    I support http://www.ukip.org/ as the first necessary step to a free Europe.

  14. #14
    Registered User
    Join Date
    Aug 2006
    Posts
    33
    Quote Originally Posted by mburt
    Got it. The only downside is that you have to store the binary number in an array.

    See this:

    Code:
    #include <iostream>
    using namespace std;
    int main() {
    int number[] = {1,1,1,1,0,0,0,0};
    int count = 0;
    for (int i=0;i<=8;i++) {
    if (number[i]==1) {count++;};
    };
    cout << count;
    system("PAUSE");
    }
    is there a way to get rid of the commers in the array so for example... 1,1,1,1,0,0,0,0 is inputed as 11110000 and still reads 4 1s ? i tryed it without commers and it reads there is only 1 1's in the byte

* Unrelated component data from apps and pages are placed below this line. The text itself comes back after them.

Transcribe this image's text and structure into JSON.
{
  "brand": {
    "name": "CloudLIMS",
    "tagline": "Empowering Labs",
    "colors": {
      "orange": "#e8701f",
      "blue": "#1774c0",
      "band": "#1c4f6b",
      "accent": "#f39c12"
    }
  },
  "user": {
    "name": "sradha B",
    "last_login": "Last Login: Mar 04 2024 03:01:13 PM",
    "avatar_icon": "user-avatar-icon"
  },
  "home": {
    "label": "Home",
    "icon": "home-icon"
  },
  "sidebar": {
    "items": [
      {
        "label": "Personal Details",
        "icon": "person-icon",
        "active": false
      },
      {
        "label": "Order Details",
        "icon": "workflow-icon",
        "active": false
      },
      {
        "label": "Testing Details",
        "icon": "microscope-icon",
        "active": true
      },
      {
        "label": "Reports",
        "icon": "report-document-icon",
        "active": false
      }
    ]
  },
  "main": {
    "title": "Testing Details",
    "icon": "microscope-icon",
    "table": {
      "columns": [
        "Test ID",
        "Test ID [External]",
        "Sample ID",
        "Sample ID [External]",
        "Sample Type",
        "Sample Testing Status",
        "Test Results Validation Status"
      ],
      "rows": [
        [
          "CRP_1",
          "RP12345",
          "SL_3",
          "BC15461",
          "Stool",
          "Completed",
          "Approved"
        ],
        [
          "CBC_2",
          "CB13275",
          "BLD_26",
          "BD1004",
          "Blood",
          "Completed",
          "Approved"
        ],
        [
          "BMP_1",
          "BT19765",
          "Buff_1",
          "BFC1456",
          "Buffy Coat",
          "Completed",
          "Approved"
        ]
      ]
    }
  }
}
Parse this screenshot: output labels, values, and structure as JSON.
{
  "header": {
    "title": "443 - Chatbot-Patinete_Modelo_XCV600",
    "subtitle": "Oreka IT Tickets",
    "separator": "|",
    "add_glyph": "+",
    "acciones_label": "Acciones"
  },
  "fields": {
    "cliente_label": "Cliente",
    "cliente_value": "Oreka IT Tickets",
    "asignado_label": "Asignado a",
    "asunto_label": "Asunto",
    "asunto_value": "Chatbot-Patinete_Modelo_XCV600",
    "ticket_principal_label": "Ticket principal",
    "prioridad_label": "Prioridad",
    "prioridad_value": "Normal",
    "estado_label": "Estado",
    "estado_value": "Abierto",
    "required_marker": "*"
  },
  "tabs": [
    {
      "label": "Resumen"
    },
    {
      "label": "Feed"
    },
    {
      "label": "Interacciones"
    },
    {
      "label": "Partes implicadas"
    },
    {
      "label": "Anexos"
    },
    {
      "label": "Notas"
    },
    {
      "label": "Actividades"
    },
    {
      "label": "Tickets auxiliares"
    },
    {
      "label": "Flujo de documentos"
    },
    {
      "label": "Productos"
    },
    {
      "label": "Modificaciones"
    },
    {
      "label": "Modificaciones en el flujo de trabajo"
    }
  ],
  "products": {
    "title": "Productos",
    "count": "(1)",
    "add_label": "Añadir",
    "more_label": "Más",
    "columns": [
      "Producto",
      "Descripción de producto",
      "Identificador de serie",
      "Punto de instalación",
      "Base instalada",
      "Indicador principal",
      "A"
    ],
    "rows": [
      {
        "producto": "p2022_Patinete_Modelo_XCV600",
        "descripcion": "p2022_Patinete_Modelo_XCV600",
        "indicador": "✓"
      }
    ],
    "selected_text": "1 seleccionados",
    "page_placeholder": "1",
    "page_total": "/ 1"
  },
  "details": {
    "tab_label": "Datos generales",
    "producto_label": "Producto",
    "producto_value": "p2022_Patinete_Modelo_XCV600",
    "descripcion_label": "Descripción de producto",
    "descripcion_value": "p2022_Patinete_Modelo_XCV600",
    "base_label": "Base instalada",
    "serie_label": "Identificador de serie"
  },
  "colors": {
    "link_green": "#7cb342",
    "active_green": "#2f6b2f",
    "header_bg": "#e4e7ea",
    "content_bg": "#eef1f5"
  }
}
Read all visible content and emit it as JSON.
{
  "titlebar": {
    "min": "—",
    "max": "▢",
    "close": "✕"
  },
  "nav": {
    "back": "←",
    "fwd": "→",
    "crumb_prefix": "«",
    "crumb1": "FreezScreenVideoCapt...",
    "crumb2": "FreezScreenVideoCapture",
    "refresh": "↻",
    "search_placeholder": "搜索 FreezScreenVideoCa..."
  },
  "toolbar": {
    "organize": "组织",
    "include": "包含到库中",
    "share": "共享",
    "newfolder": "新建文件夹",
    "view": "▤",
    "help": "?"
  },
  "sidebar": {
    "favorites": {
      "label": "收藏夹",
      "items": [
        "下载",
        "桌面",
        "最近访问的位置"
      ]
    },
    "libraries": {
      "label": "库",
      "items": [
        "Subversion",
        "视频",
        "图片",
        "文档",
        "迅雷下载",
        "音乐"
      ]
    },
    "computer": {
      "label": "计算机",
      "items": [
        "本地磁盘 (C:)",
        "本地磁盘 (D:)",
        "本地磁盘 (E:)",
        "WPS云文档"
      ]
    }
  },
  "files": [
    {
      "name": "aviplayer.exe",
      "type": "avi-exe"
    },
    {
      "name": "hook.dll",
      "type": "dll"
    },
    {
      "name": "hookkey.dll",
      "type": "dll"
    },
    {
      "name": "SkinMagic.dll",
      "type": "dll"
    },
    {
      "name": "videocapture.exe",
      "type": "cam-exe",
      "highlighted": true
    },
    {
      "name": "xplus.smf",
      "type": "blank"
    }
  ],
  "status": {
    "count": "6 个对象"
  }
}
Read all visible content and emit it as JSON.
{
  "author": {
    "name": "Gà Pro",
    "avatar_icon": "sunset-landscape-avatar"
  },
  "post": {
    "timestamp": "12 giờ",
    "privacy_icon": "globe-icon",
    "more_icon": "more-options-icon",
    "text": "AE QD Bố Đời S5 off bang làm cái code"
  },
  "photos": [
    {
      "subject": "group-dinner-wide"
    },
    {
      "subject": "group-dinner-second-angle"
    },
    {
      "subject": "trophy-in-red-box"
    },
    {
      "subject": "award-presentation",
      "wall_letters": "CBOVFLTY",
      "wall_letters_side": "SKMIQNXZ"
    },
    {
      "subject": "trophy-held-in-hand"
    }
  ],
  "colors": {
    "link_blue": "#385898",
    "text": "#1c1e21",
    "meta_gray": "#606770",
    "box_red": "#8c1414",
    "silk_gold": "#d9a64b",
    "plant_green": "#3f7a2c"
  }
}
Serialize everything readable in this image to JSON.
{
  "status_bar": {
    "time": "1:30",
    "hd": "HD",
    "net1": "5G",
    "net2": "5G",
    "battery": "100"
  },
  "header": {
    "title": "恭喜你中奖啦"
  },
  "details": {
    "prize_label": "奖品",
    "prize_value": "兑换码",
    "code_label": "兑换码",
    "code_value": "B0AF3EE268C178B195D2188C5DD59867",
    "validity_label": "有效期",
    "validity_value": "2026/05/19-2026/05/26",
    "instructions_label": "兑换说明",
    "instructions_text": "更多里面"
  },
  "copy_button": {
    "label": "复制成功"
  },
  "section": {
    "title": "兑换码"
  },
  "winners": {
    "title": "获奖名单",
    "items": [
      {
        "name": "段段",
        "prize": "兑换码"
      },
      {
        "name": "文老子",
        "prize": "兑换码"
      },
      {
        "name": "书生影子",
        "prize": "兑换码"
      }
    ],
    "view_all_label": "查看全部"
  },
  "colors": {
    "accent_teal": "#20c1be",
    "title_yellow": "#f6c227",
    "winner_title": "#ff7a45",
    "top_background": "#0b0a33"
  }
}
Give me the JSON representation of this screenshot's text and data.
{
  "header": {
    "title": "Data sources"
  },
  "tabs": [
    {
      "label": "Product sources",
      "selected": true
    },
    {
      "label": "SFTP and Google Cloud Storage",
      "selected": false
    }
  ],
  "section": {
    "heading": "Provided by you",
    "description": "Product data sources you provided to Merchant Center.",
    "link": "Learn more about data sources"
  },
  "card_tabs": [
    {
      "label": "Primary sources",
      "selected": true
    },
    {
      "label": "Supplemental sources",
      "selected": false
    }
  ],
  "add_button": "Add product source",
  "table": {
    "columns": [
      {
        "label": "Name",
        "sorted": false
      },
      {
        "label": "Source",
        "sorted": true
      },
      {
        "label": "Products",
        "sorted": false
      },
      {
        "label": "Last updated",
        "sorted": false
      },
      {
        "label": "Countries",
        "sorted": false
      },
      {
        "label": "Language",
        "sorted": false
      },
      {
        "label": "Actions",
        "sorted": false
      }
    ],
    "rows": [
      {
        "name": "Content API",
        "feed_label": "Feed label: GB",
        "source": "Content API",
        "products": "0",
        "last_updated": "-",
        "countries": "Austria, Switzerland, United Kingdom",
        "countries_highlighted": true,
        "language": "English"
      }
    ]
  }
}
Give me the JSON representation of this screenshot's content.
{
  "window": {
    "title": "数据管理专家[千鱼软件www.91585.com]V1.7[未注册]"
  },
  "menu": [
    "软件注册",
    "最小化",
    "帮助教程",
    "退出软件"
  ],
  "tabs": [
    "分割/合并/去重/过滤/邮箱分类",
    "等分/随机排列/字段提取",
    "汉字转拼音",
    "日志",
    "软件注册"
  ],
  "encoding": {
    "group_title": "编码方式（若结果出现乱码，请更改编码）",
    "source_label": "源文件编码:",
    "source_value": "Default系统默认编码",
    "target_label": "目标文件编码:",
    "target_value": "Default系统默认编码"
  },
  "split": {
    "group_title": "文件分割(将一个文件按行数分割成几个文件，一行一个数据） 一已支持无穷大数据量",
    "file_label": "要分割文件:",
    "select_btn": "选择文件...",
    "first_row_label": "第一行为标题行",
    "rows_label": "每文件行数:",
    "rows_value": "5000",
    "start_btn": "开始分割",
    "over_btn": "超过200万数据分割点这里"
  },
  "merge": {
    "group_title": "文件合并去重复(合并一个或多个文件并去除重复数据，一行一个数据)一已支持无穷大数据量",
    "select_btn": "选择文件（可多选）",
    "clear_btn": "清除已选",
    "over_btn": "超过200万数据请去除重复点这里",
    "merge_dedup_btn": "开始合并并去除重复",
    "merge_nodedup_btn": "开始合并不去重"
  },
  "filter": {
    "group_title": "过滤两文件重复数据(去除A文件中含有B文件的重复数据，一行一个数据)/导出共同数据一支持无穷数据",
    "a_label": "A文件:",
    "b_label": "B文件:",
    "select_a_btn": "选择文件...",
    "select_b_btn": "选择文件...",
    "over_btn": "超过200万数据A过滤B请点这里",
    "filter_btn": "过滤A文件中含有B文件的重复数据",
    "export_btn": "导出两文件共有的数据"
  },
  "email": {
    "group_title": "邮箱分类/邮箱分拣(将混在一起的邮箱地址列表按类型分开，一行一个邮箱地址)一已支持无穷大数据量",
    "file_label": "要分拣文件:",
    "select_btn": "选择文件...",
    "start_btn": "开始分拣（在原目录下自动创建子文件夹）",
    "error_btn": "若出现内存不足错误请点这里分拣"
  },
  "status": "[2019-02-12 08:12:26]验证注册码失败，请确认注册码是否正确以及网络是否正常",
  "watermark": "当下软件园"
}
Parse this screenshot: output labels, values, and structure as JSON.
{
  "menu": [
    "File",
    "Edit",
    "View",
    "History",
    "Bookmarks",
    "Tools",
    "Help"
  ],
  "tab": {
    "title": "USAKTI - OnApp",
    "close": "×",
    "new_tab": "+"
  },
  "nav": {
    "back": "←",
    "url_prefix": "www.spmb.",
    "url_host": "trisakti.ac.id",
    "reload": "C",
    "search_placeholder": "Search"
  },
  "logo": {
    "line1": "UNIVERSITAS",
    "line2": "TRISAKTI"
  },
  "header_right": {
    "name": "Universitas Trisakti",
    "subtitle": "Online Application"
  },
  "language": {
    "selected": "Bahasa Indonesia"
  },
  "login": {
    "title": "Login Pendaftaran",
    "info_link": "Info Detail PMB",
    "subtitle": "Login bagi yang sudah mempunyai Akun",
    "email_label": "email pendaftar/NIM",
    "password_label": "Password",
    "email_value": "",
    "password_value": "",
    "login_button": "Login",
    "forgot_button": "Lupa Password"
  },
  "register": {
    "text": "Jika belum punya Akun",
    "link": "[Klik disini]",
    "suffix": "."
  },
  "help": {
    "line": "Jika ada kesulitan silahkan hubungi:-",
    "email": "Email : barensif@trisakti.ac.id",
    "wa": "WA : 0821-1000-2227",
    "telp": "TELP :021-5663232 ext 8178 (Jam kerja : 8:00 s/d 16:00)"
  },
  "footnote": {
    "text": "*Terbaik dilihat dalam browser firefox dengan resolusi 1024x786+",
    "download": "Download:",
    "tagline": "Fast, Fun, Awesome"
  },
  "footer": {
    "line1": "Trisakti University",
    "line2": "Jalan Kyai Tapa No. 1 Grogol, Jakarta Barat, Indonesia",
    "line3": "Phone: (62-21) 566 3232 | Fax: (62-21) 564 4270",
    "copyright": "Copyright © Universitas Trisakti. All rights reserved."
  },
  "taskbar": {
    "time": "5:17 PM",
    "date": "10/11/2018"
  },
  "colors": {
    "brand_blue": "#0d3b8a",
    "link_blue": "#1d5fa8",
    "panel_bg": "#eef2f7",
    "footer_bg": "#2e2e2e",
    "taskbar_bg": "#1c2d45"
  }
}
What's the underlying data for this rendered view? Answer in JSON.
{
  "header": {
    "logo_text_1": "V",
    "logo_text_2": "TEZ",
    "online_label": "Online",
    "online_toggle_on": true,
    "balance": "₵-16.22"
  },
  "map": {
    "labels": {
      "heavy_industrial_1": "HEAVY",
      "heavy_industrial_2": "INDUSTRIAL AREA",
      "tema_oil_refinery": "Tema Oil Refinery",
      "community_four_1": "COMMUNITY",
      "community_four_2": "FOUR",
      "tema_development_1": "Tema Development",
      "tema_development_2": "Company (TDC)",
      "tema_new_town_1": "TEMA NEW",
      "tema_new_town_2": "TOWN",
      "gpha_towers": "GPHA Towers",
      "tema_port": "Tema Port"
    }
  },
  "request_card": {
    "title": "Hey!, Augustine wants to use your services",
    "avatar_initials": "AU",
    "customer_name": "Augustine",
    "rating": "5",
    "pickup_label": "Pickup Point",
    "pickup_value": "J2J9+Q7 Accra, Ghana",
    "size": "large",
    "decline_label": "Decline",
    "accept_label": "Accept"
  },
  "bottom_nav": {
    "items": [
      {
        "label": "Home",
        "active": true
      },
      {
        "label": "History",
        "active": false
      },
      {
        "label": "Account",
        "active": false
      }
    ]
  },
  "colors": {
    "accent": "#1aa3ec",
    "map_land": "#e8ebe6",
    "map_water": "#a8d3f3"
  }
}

  15. #15
    ATH0 quzah's Avatar
    Join Date
    Oct 2001
    Posts
    14,826
    I'd suggest getting a better C++ book. Haven't heard of string literals yet I guess huh?
    Code:
    char number[] = "11110000";

    Quzah.
    Hope is the first step on the road to disappointment.

Page 1 of 2 12 LastLast
Popular pages Recent additions subscribe to a feed

Similar Threads

  1. brace-enclosed error
    By jdc18 in forum C++ Programming
    Replies: 53
    Last Post: 05-03-2007, 06:49 PM
  2. About aes
    By gumit in forum C Programming
    Replies: 13
    Last Post: 10-24-2006, 04:42 PM
  3. Binary Search Trees Part III
    By Prelude in forum A Brief History of Cprogramming.com
    Replies: 16
    Last Post: 10-02-2004, 04:00 PM
  4. Request for comments
    By Prelude in forum A Brief History of Cprogramming.com
    Replies: 15
    Last Post: 01-02-2004, 10:33 AM
  5. error: identifier "byte" is undefined.
    By Hulag in forum C++ Programming
    Replies: 4
    Last Post: 12-10-2003, 05:46 PM

1 2 3 4 5 6 7 8 9 10 11 12 13 14 15 16 17 18 19 20 21